Thomas Windell Smith of Dothan, Ala. was charged with one count of conspiring “to injure, oppress, threaten, and intimidate African American persons in Alabama” to prevent them from enjoying “the right to occupy a dwelling free from intimidation and interference based on race,” according to court documents.
“This defendant not only committed a federal crime, but committed a contemptible action of hate,” U.S. Attorney George L. Beck Jr. said in a written statement Monday accompanying an announcement of the plea. “I hope this prosecution sends a clear message that these hateful demonstrations will not be tolerated and will be prosecuted to the fullest extent of the law.”

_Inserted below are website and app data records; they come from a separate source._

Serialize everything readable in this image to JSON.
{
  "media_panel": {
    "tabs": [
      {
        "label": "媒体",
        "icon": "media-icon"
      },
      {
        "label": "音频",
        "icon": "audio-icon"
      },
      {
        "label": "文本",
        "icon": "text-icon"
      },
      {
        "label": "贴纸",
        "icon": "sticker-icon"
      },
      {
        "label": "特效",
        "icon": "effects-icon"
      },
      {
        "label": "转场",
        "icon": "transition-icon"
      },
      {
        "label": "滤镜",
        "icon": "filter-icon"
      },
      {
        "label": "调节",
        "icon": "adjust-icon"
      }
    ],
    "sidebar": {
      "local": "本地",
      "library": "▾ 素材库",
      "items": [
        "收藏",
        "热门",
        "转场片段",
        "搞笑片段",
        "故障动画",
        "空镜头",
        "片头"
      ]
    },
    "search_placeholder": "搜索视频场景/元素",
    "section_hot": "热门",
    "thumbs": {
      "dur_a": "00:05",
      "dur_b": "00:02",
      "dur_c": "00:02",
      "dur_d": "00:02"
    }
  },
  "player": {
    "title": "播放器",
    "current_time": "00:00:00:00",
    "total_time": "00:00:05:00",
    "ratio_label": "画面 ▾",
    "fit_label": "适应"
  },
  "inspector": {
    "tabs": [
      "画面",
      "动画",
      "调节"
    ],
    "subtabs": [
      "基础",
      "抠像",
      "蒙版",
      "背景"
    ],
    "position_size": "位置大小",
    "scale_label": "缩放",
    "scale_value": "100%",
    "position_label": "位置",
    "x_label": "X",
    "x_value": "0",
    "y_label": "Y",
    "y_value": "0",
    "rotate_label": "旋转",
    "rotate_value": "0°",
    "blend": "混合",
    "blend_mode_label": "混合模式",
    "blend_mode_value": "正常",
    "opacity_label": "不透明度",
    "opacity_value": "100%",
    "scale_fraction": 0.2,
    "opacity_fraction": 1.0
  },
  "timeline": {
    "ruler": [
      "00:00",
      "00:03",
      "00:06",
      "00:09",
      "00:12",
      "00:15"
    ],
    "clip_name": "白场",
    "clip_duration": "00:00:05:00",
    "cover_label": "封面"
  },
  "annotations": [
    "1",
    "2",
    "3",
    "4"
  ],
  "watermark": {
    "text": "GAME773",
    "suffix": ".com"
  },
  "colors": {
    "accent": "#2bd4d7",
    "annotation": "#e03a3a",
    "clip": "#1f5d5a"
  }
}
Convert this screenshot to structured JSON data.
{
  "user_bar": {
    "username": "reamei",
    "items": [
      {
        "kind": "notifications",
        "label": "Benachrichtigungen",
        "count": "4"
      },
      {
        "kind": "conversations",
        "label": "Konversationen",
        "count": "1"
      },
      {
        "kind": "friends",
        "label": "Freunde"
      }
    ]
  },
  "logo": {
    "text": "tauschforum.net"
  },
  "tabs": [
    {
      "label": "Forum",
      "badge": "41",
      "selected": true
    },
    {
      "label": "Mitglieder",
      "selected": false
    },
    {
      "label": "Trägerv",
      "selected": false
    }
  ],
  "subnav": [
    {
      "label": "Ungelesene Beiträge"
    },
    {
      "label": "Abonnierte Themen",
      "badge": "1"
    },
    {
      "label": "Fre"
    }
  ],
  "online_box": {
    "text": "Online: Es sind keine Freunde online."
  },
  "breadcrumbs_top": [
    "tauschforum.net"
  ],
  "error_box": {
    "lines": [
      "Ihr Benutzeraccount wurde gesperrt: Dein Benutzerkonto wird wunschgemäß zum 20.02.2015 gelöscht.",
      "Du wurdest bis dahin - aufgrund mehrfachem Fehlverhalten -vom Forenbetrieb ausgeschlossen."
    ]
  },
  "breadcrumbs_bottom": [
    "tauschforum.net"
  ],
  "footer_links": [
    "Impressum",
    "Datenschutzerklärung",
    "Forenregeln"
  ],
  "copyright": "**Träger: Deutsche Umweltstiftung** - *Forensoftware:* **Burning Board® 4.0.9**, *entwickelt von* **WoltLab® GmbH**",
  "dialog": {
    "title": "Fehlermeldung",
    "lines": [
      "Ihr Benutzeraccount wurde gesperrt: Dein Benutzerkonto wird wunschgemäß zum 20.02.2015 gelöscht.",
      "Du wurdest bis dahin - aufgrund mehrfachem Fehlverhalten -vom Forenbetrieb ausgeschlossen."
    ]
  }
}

Prosecutors said that on May 8, 2009, Smith and Steven Joshua Dinkle, a “former Exalted Cyclops” of the Ku Klux Klan, burned a cross outside of a predominantly African-American neighborhood in Ozark, Ala.
Dinkle was arrested on Nov. 27 for his alleged role in the cross burning and for allegedly attempting to obstruct the investigation. Last month, Dinkle’s mother, who prosecutors described as “the former secretary of the KKK chapter” in Ozark was also arrested and charged with committing perjury before the grand jury investigating the cross burning.
Smith faces a maximum of 10 years in prison and a fine of up to $250,000. Prosecutors said Dinkle built the cross, “encouraged” Smith to join him, and lit the cross on fire. Smith allegedly drove himself and Dinkle to the scene with the cross in his truck.
Photo shows a 1995 cross burning in Michigan.